◆ **Brief**: Please copy each line in the records below that contains the string "dashboard".
Data below:
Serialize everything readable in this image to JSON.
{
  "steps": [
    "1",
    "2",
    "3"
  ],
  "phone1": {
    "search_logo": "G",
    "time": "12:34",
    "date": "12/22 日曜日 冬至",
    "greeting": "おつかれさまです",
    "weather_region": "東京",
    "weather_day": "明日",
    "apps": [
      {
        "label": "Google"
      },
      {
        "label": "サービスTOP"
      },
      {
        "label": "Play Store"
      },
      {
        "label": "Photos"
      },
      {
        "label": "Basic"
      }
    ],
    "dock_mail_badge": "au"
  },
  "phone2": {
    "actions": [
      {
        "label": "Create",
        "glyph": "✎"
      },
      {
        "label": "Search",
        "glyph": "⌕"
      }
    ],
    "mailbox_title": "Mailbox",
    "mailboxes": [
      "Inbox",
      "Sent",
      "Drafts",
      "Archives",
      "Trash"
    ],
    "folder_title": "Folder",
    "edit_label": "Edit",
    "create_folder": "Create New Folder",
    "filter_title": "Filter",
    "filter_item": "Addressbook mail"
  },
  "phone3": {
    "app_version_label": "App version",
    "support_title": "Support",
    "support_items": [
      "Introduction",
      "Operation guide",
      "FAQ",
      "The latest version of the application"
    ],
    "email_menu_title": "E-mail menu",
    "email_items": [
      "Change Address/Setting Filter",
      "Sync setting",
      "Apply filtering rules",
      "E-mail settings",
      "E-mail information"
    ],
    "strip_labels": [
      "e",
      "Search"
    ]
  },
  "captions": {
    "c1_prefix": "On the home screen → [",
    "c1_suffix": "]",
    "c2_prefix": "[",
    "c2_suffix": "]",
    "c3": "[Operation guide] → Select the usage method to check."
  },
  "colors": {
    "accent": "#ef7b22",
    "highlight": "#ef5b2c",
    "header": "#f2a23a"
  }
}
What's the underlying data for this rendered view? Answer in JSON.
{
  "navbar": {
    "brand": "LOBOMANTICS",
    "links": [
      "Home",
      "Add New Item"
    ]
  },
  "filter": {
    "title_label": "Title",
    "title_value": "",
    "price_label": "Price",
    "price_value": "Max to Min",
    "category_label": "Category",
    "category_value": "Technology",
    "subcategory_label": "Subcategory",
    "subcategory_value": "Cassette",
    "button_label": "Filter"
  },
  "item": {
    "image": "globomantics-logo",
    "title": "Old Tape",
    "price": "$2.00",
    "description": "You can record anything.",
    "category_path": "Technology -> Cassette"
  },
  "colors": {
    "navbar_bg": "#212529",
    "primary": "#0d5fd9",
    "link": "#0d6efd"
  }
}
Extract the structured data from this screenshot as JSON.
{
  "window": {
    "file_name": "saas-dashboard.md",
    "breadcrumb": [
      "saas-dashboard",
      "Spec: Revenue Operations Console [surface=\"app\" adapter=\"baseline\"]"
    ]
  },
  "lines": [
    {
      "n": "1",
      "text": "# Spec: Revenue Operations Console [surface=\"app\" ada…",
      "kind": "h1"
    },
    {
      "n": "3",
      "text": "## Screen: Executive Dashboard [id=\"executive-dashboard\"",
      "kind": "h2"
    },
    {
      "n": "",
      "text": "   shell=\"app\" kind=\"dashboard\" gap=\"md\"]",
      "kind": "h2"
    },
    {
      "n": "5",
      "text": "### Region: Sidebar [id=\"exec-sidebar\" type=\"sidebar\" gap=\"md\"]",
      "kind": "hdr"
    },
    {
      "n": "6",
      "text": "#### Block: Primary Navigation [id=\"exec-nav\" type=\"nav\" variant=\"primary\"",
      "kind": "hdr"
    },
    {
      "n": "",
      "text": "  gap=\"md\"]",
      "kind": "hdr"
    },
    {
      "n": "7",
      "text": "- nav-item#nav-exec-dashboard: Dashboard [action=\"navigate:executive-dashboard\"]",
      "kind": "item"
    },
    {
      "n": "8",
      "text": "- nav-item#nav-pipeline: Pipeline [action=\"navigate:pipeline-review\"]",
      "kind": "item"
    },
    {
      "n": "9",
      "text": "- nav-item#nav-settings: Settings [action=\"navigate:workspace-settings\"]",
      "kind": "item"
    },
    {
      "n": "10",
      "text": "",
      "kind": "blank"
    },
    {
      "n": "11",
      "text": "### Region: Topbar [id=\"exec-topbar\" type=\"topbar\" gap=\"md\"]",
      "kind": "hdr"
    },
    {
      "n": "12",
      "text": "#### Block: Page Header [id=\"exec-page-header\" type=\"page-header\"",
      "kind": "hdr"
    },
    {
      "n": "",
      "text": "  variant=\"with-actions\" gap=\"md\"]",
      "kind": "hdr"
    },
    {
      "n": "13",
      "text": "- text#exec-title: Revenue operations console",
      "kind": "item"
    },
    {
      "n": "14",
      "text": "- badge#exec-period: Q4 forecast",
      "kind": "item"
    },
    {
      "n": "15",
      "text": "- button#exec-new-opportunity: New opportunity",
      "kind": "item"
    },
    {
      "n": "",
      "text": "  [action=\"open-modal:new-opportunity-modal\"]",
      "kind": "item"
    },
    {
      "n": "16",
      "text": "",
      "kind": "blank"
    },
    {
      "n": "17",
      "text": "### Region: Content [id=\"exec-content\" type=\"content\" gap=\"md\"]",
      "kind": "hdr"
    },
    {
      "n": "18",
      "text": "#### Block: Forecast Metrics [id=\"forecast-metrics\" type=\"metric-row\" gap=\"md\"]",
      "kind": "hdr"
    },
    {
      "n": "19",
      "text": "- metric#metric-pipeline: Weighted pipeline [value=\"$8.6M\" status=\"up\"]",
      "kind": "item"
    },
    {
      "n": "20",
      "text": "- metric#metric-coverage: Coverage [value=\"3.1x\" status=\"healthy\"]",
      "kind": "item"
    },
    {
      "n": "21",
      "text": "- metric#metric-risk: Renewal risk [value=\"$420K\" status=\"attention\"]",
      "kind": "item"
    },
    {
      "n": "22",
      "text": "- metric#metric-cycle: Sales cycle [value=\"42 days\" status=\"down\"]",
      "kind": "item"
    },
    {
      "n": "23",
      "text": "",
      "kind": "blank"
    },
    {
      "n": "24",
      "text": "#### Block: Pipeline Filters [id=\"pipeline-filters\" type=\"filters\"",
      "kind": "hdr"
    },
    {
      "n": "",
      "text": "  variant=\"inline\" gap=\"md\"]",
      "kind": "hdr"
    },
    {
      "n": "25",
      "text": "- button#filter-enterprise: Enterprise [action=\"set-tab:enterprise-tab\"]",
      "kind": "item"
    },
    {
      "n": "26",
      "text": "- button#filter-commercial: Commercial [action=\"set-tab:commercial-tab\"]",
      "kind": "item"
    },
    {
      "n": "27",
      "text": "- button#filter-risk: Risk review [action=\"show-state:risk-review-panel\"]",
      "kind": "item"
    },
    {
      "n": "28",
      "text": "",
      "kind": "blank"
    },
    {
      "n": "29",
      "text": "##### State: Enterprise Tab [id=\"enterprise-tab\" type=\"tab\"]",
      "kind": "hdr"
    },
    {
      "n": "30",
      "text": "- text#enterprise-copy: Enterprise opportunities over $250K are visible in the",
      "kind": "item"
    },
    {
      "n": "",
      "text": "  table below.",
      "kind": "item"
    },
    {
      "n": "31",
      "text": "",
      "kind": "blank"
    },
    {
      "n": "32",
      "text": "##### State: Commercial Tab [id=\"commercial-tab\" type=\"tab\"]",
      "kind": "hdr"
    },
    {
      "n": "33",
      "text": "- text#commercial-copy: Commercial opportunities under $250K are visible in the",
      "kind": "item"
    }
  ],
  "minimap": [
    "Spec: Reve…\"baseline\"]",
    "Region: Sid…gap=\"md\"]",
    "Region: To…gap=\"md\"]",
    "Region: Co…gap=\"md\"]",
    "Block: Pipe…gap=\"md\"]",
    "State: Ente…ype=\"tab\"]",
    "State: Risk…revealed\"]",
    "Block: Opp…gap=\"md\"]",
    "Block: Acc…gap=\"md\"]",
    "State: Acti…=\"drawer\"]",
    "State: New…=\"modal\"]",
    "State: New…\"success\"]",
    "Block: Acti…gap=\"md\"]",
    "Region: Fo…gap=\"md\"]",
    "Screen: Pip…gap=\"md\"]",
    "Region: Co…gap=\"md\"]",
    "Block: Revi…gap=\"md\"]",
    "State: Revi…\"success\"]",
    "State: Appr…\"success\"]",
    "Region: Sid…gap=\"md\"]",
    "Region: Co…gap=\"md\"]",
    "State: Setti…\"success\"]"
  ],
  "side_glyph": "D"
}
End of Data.
◆ **Solution to this exercise**:
    "file_name": "saas-dashboard.md",
      "saas-dashboard",
      "text": "## Screen: Executive Dashboard [id=\"executive-dashboard\"",
      "text": "   shell=\"app\" kind=\"dashboard\" gap=\"md\"]",
      "text": "- nav-item#nav-exec-dashboard: Dashboard [action=\"navigate:executive-dashboard\"]",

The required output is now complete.